“Guess who said it,” he yells. He’s reading from his little book of quotations. He’s previously told me that if he ever dies, the book contains everything I’ll need to know about his life. And my life. And life, in general. “‘No one is born hating another person because of the color of his skin, or his background, or his religion. People must learn to hate, and if they can learn to hate, they can be taught to love…'”
I’m frantically running around the house trying to find clothes and put on makeup – it’s 10:20 pm on a Friday night and I swore to the boys that I’d be ready to leave by then. (Surprise, surprise: I’m not.)
“Mandela!” I yell back. I pause, suddenly unsure, but still pretty sure. “Or Gandhi. Or Mother Theresa!”

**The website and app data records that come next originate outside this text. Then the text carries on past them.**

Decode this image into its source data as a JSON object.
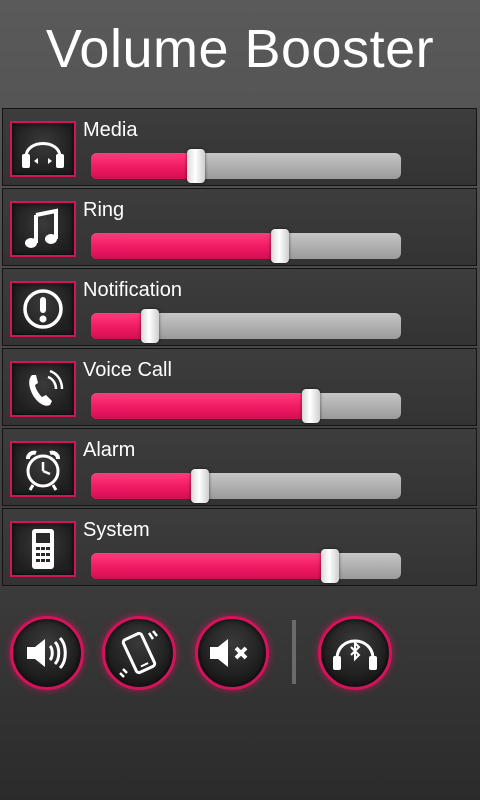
{
  "app": {
    "title": "Volume Booster"
  },
  "colors": {
    "accent": "#ef1a63",
    "track": "#b0b0b0",
    "background": "#4a4a4a"
  },
  "volumes": [
    {
      "label": "Media",
      "icon": "headphones-icon",
      "level": 0.34
    },
    {
      "label": "Ring",
      "icon": "music-note-icon",
      "level": 0.61
    },
    {
      "label": "Notification",
      "icon": "exclamation-icon",
      "level": 0.19
    },
    {
      "label": "Voice Call",
      "icon": "phone-call-icon",
      "level": 0.71
    },
    {
      "label": "Alarm",
      "icon": "alarm-clock-icon",
      "level": 0.35
    },
    {
      "label": "System",
      "icon": "mobile-phone-icon",
      "level": 0.77
    }
  ],
  "bottom_buttons": [
    {
      "icon": "speaker-loud-icon"
    },
    {
      "icon": "vibrate-phone-icon"
    },
    {
      "icon": "speaker-mute-icon"
    },
    {
      "icon": "bluetooth-headphones-icon"
    }
  ]
}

“Mandela!” he yells back. His friend laughs. He’s been watching my frantic getting ready with amusement – he has an older sister, too. I love having this time to banter with my brother. Sometimes, I forget how lucky I am to live with him – even though we’re both super busy with jobs and/or school and life, I still get to see him. I imagine that I’ll be really sad when someday, it’s not the same anymore. I take it for granted and I know that.

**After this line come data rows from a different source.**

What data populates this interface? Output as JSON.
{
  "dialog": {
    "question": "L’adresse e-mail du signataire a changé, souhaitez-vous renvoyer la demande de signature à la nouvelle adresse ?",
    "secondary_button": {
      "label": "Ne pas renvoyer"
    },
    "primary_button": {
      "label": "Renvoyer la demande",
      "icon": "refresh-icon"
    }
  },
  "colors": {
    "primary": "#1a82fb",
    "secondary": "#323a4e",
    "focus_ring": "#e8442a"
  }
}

My brother and I could not be more different human beings: he’s the calm, reserved one. I’m the take-charge, emotional one. He lets things go; I don’t. I live in a fast-paced world with no time for slowing down; he spends time meditating and reflecting. He cleans the house. I make sure the administrative details (bills, ew!) are handled. In truth, we complement each other very well. We both learn from the other and take care of each other. We’re both surprisingly protective – if someone were to hurt my brother, I would hope they understood the hell that I would unleash on them.
We’re 22 months apart. I don’t remember how I felt about getting a brother, but I do remember how much fun we used to have playing together as kids. (And fighting, of course. I’m a little bit tougher than I look because I grew up fighting Mike.) We used to dig holes in the garden, trying to make a swimming pool (frustrating process, let me tell you). We would play baseball against the wall of the house. I used to dress him up and make him play dolls with me.
My most regrettable failure as a big sister was the day he sat on a nail. We were eating lunch outside on the back patio (pb&j and Cheetos), and I didn’t want him to sit at the picnic table with me (because I am a terrible person), so I told him to go sit on a pile of boards. Well, as it turns out, some of those boards had nails sticking out of them. And he sat on one. (I’m currently alternating between typing and covering my face in shame. Even now, I feel awful.)
Mike’s my partner in crime. We used to sneak out of our rooms during nap time and slide down the stairs on my mom’s exercise mat. We used to sneak into the neighborhood pool for night swimming. We used to play this game where we’d flip each other off at the dinner table when our parents weren’t looking. The first one to get caught lost. (I don’t lose.)
When we were in high school, my friends and I thought we were so cool because we had a freshman. Mike was our freshman. (We weren’t cool; we know that.) We used to call Mike “fruitypants” – ugh, long story, but it’s something a guy I once dated used to yell out of the windows of a moving car just because – and it stuck. To this day, whenever he runs into our old Creative Writing/English teacher, the teacher always calls him “Fruitypants.” Mike looooves that. But somehow, it stuck. Sometimes, we still call each other “Fruit” out of habit.
Mike is one of my best friends. I’m so grateful that he’s my little brother. He’s one of the wisest people I know. He’s got such a big heart, and he’s so smart. He’s thoughtful and kind and funny. Everyone who meets him loves him. He was always looking out for me in South Africa.
In our family, we always tease each other about being “the worst guy.” Mike started it; my mom and I picked it up. It’s usually used in a teasing way, out of exasperation. “Oh, you’re the worst guy!” my mom will say, and there will be a lilt of laughter in her voice. It’s the kind of warm expression that radiates love and family.
I love them. They’re the best worst guys ever.
Happy birthday, Mike! It’s your Michael Jordan year and it’s going to be so good!